>>>
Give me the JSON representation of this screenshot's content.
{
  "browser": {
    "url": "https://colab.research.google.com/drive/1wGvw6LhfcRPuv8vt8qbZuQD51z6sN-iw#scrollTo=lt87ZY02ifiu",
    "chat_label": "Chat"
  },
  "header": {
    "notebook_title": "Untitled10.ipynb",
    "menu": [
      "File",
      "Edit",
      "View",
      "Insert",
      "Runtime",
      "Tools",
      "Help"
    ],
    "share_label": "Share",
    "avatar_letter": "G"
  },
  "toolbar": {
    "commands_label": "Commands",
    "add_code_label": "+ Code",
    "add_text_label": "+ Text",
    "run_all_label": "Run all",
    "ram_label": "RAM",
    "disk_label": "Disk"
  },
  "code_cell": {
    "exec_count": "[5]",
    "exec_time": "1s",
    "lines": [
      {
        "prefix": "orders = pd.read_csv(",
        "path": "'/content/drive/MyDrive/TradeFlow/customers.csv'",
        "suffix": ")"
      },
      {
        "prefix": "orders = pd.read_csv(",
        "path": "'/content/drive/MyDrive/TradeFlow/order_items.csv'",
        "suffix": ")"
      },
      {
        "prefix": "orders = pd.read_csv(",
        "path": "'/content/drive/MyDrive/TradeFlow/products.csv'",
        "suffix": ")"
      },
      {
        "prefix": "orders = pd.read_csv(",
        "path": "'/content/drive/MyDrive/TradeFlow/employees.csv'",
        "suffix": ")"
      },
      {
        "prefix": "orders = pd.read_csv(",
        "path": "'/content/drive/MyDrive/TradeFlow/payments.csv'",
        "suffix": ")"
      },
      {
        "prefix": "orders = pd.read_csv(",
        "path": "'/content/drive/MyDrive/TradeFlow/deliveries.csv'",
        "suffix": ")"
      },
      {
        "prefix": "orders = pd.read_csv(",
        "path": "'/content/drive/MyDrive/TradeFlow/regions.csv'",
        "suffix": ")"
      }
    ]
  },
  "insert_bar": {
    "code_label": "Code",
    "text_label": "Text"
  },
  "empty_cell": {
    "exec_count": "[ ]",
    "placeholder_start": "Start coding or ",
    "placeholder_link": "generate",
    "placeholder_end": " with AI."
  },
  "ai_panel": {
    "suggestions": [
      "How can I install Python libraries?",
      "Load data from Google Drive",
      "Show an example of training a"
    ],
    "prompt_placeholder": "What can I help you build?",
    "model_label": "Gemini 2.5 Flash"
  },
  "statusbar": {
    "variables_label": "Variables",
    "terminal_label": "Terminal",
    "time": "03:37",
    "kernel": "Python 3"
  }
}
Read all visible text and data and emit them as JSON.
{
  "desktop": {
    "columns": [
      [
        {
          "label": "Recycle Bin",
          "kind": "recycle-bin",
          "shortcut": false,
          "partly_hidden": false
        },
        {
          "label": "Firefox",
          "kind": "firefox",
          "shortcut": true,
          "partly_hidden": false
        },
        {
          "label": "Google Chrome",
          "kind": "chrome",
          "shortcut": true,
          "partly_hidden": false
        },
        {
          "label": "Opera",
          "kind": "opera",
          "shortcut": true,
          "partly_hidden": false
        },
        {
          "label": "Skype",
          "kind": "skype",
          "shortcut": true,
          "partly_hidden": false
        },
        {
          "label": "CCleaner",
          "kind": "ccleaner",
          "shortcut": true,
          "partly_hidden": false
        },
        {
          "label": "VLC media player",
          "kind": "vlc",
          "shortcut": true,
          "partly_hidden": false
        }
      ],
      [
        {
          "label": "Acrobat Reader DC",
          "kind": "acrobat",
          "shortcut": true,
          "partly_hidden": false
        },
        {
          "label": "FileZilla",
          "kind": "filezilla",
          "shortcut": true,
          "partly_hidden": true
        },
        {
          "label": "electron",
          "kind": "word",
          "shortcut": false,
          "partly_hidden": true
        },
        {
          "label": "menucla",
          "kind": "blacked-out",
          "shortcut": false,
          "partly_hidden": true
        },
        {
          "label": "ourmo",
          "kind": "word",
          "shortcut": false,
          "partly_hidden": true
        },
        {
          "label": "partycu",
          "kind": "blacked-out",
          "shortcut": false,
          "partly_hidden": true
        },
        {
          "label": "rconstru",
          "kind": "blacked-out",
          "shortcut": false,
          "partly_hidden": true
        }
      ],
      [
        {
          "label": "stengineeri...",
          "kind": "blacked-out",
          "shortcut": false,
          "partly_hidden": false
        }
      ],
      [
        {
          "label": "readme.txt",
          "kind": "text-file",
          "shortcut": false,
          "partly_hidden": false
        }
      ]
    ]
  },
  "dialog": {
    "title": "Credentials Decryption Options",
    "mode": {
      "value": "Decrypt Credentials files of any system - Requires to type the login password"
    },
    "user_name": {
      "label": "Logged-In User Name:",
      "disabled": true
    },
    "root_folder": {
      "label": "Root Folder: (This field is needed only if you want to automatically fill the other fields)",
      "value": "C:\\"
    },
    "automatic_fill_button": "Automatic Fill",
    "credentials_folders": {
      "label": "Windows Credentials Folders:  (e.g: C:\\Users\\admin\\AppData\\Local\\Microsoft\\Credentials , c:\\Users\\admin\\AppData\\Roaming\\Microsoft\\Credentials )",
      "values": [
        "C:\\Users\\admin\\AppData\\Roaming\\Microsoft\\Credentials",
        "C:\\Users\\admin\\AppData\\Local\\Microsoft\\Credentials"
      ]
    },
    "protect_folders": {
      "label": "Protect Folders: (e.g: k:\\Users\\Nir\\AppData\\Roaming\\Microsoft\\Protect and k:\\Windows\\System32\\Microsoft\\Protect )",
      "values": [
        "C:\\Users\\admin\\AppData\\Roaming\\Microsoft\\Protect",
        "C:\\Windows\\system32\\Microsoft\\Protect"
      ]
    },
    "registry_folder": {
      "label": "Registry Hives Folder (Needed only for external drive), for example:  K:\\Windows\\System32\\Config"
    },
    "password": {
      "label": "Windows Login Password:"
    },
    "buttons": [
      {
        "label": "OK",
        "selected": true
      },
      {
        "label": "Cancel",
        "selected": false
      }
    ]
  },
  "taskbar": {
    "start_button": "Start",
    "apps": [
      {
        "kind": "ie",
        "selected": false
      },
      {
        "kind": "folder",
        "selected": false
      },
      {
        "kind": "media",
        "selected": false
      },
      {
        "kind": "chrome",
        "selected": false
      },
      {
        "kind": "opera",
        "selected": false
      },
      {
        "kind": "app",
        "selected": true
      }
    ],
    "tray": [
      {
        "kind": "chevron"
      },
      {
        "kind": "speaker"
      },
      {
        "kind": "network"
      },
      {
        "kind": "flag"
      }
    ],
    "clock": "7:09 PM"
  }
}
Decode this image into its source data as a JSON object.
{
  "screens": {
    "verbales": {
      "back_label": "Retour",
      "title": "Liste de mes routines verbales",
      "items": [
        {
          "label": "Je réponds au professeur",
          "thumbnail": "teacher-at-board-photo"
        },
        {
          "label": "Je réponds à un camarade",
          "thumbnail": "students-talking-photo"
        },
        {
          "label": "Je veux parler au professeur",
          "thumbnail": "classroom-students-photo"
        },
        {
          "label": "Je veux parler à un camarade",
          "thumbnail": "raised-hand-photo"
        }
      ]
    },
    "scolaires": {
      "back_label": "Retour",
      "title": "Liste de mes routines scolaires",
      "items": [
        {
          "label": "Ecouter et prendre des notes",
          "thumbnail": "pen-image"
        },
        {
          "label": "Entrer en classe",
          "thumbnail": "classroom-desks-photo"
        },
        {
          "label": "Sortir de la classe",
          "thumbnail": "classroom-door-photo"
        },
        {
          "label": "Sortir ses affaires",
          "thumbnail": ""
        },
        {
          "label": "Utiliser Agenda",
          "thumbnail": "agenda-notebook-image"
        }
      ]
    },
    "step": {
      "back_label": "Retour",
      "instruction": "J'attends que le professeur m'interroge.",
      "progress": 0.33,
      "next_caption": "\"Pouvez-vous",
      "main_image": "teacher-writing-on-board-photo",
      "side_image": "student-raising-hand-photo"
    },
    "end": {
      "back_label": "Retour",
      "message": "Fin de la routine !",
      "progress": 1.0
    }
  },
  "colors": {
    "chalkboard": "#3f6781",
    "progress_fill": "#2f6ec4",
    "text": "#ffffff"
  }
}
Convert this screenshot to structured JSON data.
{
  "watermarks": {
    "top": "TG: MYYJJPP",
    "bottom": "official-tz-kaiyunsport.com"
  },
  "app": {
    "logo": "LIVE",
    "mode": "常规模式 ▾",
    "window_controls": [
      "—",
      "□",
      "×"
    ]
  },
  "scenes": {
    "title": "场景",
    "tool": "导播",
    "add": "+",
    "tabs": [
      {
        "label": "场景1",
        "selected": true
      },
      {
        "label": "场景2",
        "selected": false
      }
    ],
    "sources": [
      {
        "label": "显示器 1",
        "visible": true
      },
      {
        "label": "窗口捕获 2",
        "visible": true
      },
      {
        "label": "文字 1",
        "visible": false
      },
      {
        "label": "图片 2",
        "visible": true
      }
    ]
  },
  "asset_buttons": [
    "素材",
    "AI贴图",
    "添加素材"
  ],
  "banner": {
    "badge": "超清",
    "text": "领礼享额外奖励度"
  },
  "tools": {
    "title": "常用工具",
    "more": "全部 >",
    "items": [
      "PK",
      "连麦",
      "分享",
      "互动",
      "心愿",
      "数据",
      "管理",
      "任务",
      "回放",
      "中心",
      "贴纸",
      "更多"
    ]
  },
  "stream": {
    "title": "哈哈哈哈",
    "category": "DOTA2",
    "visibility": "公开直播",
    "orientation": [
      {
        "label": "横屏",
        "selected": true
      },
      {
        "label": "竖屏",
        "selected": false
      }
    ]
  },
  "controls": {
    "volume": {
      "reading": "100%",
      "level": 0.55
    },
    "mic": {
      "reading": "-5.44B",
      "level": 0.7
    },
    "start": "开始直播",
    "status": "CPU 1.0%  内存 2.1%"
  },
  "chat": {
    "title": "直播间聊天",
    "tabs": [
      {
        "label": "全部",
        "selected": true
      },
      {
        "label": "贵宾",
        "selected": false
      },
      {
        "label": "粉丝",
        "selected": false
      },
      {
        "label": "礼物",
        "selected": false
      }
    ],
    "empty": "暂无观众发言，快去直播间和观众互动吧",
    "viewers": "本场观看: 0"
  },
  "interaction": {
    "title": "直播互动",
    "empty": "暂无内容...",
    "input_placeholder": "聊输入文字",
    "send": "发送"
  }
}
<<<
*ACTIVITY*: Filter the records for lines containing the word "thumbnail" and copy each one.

*SOLUTION FOR THIS EXERCISE*:
          "thumbnail": "teacher-at-board-photo"
          "thumbnail": "students-talking-photo"
          "thumbnail": "classroom-students-photo"
          "thumbnail": "raised-hand-photo"
          "thumbnail": "pen-image"
          "thumbnail": "classroom-desks-photo"
          "thumbnail": "classroom-door-photo"
          "thumbnail": ""
          "thumbnail": "agenda-notebook-image"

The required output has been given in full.